*** Opening of Supplied information ***

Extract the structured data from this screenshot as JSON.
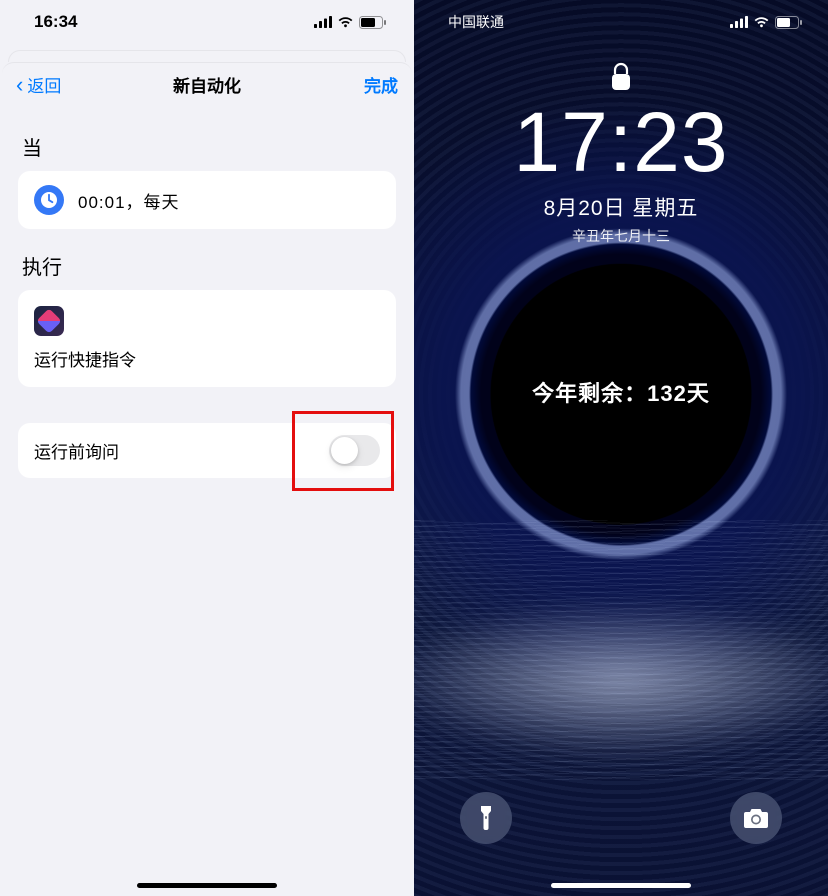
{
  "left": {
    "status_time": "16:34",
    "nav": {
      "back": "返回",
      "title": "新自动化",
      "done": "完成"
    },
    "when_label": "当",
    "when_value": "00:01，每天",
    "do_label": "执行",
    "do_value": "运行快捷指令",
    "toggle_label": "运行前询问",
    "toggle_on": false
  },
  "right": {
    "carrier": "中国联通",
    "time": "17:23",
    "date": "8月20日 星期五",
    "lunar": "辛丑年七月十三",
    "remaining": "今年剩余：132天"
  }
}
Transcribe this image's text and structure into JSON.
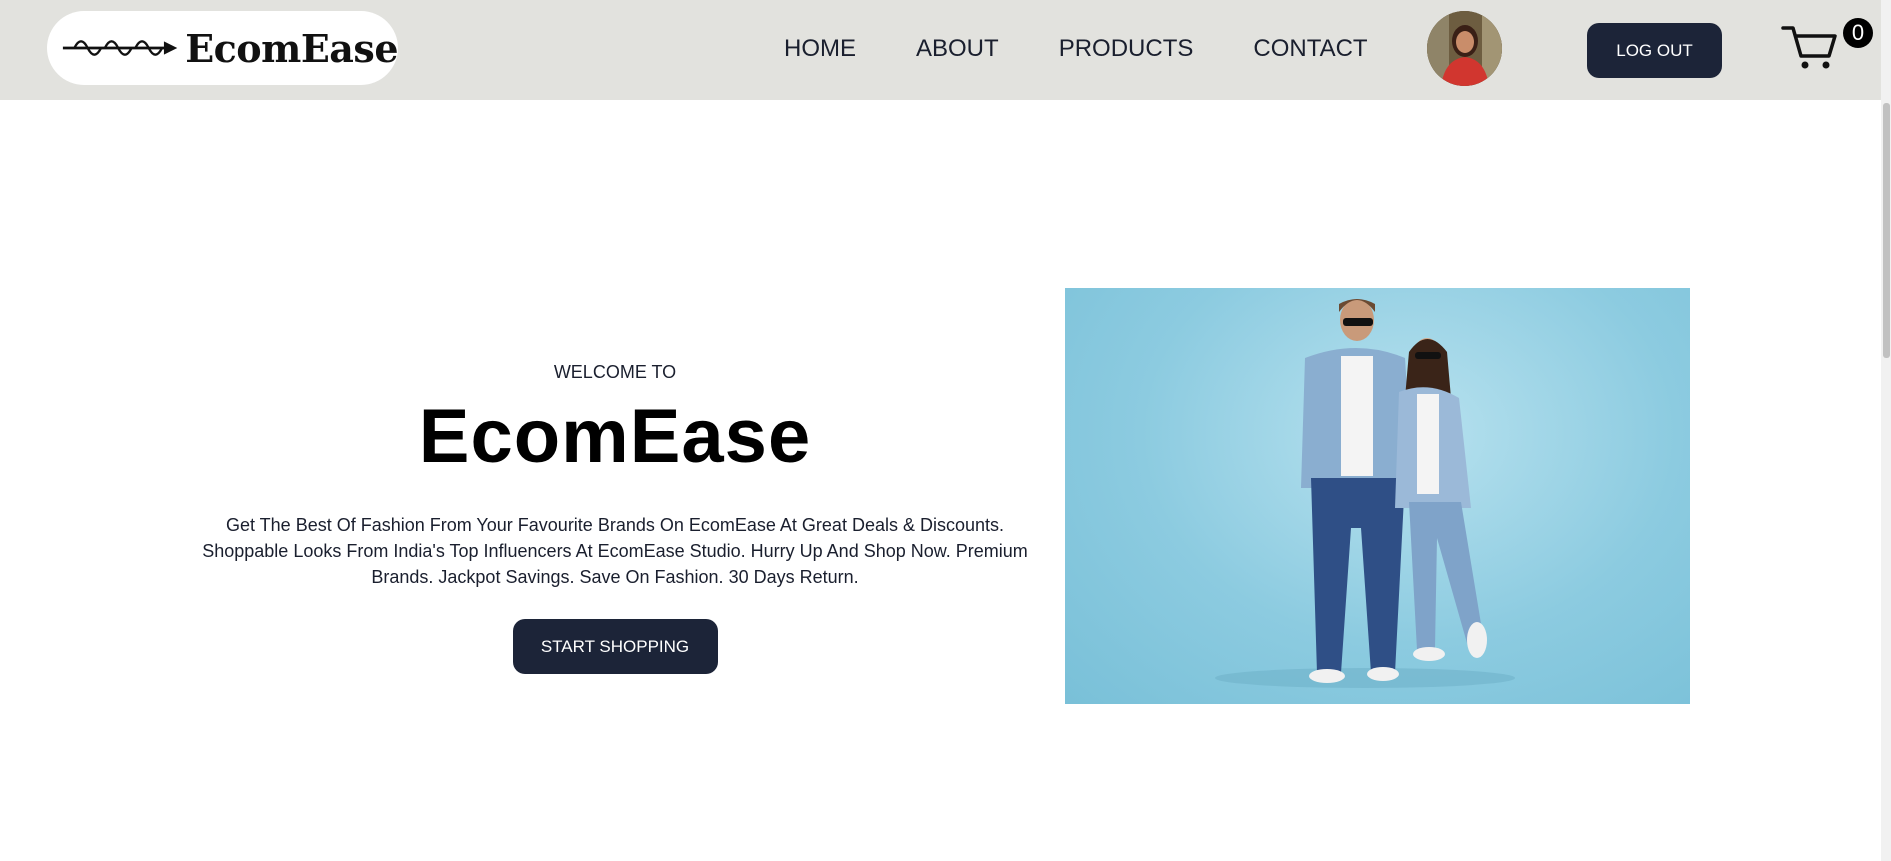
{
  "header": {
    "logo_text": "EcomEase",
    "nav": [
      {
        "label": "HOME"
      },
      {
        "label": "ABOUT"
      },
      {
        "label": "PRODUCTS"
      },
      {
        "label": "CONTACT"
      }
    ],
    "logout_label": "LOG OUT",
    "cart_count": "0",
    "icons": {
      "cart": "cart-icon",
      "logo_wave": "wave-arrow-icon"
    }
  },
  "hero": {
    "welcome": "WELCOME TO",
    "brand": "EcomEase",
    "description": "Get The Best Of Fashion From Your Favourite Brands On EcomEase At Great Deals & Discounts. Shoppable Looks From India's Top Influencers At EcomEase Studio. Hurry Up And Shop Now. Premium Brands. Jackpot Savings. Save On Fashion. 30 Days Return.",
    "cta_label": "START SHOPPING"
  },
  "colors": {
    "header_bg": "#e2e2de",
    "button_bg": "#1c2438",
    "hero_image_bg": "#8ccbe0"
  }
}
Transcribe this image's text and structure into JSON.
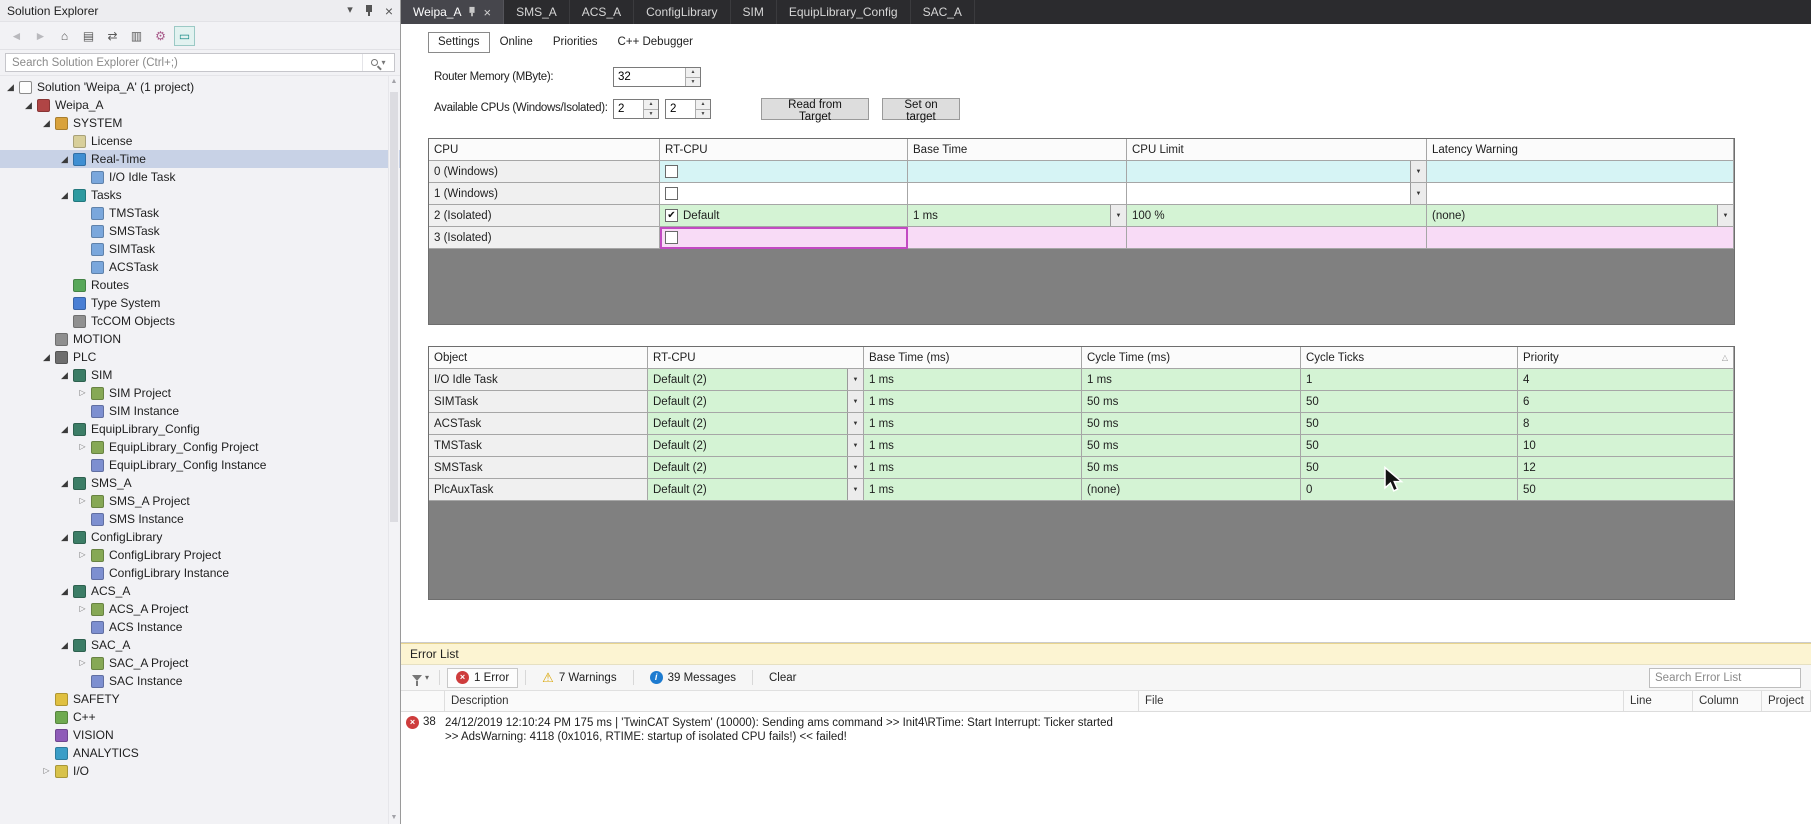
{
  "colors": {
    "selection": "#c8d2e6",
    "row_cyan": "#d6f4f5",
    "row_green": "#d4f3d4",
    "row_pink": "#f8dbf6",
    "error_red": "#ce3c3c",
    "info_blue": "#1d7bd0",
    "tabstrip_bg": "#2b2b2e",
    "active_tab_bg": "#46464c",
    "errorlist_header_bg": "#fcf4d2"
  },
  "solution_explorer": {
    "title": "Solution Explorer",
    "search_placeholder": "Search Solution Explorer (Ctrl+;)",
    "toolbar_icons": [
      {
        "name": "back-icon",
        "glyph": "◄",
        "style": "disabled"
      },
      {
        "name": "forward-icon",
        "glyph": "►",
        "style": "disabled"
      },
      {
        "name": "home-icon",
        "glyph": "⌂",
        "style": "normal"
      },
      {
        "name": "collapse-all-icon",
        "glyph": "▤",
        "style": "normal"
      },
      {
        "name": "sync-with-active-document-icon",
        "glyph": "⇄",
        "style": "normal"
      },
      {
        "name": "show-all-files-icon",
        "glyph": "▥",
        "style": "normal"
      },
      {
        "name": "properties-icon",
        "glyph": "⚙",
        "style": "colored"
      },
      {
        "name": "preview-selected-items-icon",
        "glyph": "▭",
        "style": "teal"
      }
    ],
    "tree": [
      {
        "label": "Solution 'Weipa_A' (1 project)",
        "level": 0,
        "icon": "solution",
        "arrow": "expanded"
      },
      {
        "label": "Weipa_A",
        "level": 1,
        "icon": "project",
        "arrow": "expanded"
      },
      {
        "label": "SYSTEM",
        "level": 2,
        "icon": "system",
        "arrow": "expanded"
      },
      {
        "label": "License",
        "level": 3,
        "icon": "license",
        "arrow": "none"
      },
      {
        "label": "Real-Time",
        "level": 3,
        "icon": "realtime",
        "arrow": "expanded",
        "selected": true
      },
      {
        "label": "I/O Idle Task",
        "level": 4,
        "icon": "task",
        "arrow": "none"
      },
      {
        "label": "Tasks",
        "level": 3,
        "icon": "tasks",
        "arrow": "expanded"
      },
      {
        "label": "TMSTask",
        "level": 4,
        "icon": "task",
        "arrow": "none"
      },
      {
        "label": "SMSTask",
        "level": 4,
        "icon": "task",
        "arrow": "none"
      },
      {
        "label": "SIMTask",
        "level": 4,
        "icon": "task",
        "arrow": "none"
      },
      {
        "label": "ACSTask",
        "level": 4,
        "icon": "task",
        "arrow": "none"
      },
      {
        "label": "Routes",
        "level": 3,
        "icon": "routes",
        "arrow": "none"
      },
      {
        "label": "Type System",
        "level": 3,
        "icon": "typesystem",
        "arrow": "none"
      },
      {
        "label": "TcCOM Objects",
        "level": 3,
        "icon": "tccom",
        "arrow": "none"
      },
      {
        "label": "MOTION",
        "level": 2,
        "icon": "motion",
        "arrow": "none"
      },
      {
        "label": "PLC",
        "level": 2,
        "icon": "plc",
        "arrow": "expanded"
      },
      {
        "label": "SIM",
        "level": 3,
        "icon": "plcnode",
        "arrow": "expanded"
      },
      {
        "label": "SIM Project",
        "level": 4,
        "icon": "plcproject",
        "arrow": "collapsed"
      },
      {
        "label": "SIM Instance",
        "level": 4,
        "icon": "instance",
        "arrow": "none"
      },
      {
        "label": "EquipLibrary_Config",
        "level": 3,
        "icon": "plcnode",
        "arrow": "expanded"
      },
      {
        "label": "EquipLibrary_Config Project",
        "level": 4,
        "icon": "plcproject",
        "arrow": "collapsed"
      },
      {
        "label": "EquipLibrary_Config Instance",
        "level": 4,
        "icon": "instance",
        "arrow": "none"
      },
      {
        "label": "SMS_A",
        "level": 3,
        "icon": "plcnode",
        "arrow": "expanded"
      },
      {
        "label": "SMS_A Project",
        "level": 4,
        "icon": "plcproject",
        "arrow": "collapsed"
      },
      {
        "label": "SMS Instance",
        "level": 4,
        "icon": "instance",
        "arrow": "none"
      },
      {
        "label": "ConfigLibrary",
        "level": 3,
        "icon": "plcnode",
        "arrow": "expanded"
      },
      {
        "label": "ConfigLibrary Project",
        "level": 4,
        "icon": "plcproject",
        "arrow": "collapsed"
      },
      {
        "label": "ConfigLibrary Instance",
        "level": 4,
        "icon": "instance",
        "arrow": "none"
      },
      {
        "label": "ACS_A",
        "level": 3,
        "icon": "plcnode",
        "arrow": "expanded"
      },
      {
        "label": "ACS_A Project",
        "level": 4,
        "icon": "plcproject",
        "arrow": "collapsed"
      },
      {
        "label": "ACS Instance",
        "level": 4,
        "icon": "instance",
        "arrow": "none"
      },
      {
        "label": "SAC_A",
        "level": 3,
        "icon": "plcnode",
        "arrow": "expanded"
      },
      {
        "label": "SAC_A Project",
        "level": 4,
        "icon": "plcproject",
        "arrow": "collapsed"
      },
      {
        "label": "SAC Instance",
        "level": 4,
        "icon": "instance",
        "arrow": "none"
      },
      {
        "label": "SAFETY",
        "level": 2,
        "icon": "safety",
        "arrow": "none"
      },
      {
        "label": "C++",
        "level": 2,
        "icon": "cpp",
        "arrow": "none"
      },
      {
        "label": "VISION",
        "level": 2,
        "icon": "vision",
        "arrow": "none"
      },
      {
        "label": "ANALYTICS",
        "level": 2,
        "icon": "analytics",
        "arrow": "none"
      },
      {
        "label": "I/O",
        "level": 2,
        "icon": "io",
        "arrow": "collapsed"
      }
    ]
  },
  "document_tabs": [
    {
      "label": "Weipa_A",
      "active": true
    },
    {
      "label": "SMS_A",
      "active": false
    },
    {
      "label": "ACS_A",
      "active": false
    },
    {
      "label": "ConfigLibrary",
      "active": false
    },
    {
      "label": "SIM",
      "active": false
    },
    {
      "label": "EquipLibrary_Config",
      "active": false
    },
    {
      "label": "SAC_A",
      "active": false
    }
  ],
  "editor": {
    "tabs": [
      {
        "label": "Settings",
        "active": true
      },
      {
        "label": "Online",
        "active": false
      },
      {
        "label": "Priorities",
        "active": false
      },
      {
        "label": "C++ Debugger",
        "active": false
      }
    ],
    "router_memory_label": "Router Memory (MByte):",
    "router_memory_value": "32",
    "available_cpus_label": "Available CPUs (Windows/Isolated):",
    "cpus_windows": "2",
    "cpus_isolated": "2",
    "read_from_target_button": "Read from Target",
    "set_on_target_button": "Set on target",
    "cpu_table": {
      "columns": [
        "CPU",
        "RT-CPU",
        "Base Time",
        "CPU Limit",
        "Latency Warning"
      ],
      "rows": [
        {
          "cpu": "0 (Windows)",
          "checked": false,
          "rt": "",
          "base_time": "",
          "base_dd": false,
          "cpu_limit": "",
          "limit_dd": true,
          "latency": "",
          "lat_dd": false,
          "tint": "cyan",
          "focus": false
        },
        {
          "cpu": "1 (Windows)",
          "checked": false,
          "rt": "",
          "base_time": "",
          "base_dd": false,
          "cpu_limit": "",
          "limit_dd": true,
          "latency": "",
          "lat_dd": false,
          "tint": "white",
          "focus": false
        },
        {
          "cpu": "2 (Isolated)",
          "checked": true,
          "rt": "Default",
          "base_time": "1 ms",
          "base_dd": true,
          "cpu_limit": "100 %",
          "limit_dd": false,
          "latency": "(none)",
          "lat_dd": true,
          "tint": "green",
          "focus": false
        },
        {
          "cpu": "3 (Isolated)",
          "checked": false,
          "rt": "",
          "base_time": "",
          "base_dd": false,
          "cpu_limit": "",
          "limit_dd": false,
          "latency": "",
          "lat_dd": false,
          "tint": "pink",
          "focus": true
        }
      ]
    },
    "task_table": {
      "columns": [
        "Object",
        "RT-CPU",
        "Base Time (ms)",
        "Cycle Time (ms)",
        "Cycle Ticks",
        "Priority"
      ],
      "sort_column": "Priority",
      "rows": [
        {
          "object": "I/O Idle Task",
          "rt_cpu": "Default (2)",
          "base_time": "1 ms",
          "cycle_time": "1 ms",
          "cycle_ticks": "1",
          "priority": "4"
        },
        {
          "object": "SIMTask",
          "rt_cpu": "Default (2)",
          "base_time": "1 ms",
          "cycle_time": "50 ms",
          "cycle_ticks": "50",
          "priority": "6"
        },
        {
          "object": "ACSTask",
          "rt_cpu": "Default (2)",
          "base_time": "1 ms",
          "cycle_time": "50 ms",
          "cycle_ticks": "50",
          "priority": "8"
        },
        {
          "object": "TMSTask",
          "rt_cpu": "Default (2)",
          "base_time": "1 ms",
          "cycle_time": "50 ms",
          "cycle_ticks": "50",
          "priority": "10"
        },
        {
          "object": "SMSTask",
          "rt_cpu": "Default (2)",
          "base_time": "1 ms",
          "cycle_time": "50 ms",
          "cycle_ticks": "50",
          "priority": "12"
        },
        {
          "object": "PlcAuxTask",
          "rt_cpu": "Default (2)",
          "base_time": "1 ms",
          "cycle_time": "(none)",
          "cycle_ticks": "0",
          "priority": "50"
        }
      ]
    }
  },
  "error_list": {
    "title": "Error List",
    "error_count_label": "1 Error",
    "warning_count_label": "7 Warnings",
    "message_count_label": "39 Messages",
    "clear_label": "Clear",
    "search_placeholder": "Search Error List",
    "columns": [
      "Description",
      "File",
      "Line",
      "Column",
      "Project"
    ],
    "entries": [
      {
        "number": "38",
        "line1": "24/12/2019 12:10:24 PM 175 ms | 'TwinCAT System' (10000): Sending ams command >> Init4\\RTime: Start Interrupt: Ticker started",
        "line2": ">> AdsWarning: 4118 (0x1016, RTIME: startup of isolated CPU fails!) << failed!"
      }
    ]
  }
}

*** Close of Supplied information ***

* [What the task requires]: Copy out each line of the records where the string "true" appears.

* [Exercise result]:
        "selected": true
      "active": true
        "active": true
          "limit_dd": true,
          "limit_dd": true,
          "checked": true,
          "base_dd": true,
          "lat_dd": true,
          "focus": true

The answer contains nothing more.